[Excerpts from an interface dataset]
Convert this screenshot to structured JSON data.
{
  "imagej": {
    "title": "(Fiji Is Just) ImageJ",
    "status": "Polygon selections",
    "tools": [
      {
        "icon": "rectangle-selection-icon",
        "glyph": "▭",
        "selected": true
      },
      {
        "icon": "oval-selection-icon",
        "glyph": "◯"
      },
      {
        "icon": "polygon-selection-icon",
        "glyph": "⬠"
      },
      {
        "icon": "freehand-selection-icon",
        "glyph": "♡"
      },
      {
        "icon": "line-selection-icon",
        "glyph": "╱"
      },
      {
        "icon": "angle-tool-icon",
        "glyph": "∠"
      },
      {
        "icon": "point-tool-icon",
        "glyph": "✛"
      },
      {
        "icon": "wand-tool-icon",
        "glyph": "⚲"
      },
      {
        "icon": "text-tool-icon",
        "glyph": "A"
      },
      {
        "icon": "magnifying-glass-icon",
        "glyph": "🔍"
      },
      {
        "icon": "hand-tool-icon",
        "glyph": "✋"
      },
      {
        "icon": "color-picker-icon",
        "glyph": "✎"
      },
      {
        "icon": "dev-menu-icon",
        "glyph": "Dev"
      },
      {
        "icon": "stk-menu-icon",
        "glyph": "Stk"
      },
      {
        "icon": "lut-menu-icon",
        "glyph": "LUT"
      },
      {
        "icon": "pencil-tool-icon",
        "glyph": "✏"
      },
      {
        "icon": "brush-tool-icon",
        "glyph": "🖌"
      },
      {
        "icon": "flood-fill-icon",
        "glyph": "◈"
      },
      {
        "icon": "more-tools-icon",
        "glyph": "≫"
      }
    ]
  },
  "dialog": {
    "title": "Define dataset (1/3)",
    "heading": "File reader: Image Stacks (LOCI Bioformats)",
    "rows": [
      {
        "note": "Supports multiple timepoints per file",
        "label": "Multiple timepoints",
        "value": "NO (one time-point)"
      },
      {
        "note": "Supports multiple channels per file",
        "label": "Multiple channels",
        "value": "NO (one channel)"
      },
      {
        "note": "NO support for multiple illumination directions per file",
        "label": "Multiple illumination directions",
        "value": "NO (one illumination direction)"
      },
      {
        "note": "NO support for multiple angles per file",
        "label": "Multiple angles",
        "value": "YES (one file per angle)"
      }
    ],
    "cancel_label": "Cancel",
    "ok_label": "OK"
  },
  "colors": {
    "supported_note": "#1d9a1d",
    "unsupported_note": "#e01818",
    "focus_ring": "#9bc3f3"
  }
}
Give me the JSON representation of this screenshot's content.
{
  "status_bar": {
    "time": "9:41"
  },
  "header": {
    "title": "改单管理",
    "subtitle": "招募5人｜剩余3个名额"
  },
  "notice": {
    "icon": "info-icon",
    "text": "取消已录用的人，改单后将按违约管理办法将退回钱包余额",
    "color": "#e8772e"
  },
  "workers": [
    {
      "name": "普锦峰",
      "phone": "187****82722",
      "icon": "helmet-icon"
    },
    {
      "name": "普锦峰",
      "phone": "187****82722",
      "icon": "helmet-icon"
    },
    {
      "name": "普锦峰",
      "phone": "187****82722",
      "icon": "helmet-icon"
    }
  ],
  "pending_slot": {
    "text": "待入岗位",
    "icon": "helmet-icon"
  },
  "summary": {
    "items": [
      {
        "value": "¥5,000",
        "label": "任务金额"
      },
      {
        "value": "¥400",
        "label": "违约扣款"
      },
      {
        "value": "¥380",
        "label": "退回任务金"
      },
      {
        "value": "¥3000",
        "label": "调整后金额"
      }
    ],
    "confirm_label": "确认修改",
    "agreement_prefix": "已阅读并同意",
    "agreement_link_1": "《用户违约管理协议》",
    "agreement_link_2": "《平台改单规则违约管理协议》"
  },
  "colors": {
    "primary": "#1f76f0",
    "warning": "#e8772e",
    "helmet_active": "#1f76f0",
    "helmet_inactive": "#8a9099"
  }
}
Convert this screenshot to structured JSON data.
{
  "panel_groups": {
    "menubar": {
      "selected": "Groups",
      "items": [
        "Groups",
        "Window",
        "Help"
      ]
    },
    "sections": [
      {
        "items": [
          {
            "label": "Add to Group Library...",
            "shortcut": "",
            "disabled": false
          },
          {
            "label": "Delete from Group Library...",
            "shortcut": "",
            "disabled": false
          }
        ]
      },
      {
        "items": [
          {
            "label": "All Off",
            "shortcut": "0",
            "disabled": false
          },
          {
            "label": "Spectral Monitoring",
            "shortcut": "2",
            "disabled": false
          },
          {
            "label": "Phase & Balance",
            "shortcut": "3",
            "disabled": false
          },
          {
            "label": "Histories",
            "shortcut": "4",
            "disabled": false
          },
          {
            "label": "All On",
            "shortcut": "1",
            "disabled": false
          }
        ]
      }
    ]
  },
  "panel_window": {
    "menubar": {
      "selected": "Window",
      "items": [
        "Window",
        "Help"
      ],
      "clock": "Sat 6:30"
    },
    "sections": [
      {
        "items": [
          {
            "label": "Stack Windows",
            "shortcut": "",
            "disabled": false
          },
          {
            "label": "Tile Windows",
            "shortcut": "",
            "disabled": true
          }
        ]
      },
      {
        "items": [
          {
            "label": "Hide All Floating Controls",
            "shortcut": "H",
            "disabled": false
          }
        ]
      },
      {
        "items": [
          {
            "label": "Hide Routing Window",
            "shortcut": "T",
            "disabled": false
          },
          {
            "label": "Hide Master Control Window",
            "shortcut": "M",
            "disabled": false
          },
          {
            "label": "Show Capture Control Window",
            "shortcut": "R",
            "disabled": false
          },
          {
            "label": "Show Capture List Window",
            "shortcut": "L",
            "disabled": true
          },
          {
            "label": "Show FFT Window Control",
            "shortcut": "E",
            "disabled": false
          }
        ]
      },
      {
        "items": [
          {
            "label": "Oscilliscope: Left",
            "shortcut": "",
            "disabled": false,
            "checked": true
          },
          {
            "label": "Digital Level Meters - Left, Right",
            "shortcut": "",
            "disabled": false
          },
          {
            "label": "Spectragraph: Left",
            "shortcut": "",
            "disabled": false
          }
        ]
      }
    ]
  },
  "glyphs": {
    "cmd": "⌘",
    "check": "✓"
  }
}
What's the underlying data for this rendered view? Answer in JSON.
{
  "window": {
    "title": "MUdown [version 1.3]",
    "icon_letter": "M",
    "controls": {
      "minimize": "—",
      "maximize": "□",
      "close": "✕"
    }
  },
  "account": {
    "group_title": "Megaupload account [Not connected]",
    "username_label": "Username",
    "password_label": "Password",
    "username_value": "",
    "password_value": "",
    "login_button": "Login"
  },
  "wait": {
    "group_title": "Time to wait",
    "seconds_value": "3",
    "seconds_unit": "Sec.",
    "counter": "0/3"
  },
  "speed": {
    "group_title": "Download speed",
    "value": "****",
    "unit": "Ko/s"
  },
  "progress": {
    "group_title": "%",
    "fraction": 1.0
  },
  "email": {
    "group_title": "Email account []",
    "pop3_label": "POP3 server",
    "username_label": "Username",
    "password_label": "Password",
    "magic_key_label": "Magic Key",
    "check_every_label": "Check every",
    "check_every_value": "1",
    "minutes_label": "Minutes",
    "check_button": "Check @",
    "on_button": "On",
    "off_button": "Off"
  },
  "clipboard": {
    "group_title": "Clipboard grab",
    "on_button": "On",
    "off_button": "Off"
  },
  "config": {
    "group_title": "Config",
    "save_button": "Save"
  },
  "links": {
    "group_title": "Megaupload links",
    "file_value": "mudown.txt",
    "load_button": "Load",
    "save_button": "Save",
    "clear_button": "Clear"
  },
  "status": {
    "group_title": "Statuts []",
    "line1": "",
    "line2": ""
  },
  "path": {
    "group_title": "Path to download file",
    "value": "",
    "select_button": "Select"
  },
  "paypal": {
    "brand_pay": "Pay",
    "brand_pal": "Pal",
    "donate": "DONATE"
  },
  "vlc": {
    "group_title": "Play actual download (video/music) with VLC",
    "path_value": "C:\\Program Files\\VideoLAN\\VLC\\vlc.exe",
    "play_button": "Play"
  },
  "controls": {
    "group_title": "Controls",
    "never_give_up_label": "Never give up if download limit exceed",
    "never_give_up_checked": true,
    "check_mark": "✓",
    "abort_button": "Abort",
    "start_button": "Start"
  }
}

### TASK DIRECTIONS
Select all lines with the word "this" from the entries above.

### RESPONSE
Convert this screenshot to structured JSON data.
Give me the JSON representation of this screenshot's content.
Convert this screenshot to structured JSON data.
What's the underlying data for this rendered view? Answer in JSON.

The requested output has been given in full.